(What the task requires) What lines in the listing include "value"? Return a copy of each.

■ ■ ■ ■ ■ ■ ■

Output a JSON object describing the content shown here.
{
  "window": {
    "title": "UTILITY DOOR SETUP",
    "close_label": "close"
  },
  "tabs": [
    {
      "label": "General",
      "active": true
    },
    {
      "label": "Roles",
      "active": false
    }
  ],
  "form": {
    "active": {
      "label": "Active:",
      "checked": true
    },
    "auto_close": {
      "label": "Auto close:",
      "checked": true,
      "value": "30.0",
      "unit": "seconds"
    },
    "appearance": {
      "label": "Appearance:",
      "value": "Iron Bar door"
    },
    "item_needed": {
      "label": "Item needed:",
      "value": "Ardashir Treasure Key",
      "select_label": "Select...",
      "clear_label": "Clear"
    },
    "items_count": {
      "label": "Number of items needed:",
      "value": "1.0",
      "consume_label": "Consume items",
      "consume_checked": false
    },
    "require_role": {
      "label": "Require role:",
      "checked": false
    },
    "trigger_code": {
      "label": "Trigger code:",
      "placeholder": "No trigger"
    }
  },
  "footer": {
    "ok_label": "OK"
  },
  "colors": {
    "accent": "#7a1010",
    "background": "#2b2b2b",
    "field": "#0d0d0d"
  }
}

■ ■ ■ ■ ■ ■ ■

(Worked solution)
      "value": "30.0",
      "value": "Iron Bar door"
      "value": "Ardashir Treasure Key",
      "value": "1.0",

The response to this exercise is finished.